=== TASK MATERIAL ===

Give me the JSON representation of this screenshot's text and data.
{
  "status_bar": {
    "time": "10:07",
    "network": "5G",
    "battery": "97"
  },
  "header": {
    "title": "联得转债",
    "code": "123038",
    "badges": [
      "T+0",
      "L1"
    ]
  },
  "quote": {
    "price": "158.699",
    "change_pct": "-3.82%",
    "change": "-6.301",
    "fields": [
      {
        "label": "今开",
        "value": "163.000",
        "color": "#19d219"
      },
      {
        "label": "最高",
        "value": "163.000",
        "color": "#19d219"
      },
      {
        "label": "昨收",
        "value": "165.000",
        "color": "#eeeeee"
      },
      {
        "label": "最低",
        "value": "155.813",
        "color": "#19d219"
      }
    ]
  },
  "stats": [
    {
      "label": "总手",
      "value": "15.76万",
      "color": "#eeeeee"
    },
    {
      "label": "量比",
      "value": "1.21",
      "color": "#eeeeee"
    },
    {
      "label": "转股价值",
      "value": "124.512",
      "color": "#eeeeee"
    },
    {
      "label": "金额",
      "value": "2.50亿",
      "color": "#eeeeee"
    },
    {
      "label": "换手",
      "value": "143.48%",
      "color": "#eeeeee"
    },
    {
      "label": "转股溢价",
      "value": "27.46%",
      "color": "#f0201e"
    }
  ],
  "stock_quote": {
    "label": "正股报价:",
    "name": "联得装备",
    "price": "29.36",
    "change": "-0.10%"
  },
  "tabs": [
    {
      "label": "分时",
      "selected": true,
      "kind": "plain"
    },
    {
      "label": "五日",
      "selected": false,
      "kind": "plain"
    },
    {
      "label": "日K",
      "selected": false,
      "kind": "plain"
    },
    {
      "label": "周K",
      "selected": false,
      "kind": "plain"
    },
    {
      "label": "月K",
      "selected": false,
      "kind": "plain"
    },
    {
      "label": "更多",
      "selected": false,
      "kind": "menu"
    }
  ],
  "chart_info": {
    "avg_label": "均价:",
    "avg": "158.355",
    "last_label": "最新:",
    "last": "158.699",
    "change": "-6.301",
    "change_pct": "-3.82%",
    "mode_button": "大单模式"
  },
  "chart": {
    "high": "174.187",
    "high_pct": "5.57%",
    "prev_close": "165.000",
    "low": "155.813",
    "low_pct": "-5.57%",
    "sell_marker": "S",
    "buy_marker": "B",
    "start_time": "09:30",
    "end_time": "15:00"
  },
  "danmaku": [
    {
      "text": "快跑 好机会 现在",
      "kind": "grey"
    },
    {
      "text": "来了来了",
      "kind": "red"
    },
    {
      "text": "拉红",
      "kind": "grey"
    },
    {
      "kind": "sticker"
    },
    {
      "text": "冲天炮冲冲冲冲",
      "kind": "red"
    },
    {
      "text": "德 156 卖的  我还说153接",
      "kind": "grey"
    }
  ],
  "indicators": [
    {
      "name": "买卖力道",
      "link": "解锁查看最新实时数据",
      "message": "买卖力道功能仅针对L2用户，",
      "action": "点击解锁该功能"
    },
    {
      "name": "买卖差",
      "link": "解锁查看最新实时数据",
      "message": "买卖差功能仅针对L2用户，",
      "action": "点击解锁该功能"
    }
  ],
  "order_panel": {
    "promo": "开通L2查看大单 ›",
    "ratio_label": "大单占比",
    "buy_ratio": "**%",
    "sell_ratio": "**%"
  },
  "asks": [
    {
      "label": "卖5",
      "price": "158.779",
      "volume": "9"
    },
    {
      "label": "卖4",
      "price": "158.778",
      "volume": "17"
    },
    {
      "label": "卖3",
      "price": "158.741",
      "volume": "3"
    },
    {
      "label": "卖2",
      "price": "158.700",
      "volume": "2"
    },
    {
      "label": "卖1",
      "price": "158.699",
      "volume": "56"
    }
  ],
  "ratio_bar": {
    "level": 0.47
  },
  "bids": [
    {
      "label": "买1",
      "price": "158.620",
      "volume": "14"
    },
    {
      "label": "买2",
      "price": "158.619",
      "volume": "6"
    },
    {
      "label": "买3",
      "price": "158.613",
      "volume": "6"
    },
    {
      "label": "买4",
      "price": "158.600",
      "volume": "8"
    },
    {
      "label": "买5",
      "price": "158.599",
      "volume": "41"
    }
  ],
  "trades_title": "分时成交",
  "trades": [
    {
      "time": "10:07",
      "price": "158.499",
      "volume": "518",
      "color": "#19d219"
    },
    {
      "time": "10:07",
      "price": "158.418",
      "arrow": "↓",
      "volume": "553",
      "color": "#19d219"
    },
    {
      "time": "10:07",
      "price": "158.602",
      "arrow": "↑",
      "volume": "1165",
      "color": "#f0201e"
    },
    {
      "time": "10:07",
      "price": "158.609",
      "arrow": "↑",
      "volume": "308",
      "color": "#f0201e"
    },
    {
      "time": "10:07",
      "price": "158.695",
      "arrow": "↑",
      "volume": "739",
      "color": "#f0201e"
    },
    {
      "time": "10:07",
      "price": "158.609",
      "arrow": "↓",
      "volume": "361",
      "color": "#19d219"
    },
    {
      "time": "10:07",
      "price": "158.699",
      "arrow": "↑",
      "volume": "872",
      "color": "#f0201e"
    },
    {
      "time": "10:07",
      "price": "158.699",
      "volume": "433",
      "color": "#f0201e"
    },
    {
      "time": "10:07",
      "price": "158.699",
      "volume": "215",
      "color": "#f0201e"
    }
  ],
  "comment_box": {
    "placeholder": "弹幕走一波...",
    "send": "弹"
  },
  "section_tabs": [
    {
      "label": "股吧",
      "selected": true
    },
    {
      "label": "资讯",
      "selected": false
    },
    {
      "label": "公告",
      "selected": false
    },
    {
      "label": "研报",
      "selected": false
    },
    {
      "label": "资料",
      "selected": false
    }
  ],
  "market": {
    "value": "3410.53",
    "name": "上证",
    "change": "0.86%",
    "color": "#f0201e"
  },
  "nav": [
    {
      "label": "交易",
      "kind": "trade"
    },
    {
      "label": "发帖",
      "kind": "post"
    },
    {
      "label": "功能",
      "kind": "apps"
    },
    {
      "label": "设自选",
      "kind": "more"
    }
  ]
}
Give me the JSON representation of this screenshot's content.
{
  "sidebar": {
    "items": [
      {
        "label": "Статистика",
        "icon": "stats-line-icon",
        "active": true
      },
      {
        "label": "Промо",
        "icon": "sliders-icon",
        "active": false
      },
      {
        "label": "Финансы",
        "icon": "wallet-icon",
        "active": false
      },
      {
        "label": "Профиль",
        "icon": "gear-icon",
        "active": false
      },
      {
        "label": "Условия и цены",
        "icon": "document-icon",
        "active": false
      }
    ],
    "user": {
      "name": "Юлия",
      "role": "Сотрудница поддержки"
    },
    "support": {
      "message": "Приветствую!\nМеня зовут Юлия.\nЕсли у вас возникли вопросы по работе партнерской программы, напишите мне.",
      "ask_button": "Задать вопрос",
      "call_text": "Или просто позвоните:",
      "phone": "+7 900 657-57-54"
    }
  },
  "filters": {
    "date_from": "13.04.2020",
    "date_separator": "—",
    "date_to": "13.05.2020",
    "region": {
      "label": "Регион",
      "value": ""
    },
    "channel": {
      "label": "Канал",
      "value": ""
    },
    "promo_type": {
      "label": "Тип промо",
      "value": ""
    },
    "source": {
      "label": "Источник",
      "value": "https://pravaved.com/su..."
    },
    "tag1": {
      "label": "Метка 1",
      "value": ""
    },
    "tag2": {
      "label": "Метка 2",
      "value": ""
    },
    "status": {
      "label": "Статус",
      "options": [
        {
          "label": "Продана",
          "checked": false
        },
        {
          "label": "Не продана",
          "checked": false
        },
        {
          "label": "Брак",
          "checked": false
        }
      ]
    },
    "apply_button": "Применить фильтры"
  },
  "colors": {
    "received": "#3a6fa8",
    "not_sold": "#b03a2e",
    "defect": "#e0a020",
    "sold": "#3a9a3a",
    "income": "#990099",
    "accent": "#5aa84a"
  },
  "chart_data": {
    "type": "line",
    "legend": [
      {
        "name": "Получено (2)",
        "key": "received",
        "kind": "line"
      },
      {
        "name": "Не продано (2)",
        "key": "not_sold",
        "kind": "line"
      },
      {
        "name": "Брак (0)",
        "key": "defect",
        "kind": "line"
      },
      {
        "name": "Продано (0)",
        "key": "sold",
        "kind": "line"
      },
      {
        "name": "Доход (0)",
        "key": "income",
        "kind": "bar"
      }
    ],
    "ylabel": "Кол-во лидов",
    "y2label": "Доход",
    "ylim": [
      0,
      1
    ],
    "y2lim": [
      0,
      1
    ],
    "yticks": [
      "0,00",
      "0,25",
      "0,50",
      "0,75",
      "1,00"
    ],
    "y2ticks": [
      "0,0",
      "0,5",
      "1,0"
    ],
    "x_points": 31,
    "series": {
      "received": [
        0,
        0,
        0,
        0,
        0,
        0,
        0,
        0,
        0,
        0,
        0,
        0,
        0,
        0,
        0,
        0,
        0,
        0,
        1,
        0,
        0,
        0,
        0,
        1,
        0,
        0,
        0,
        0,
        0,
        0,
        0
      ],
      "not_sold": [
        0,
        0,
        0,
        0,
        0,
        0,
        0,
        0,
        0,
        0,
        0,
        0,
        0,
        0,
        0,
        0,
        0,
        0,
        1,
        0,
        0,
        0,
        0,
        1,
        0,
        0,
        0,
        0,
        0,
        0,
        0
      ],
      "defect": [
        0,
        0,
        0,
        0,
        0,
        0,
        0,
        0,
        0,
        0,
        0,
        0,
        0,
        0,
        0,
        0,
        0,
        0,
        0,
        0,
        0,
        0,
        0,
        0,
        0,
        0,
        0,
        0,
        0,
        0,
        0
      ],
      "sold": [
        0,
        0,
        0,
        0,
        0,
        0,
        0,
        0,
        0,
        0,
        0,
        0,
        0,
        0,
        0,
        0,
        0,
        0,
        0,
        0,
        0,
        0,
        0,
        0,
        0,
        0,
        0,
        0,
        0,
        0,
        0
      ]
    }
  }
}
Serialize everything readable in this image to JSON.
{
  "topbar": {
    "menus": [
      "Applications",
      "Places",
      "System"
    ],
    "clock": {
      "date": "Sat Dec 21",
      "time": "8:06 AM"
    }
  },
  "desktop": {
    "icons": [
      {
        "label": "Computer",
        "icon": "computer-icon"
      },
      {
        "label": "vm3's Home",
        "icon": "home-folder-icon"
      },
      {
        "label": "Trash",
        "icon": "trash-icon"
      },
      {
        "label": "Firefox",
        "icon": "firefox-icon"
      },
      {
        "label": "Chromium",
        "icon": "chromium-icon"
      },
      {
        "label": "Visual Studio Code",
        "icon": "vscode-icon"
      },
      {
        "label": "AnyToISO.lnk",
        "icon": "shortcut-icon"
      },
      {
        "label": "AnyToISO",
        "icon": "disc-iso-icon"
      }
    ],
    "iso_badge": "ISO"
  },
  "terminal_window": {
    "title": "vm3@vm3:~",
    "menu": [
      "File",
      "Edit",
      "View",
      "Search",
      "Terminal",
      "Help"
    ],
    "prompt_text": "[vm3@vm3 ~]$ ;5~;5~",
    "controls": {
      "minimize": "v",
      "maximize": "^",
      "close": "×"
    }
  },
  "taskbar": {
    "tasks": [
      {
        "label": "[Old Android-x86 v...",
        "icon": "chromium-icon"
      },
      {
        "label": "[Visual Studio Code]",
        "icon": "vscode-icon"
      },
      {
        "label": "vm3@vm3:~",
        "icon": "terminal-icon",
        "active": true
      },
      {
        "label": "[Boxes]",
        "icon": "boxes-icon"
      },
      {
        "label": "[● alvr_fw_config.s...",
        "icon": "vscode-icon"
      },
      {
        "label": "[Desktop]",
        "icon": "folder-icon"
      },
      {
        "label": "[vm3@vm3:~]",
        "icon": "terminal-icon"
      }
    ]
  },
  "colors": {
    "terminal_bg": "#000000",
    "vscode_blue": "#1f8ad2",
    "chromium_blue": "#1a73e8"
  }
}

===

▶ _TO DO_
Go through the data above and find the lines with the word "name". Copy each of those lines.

▶ _RESULT_
    "name": "联得装备",
      "name": "买卖力道",
      "name": "买卖差",
    "name": "上证",
      "name": "Юлия",
        "name": "Получено (2)",
        "name": "Не продано (2)",
        "name": "Брак (0)",
        "name": "Продано (0)",
        "name": "Доход (0)",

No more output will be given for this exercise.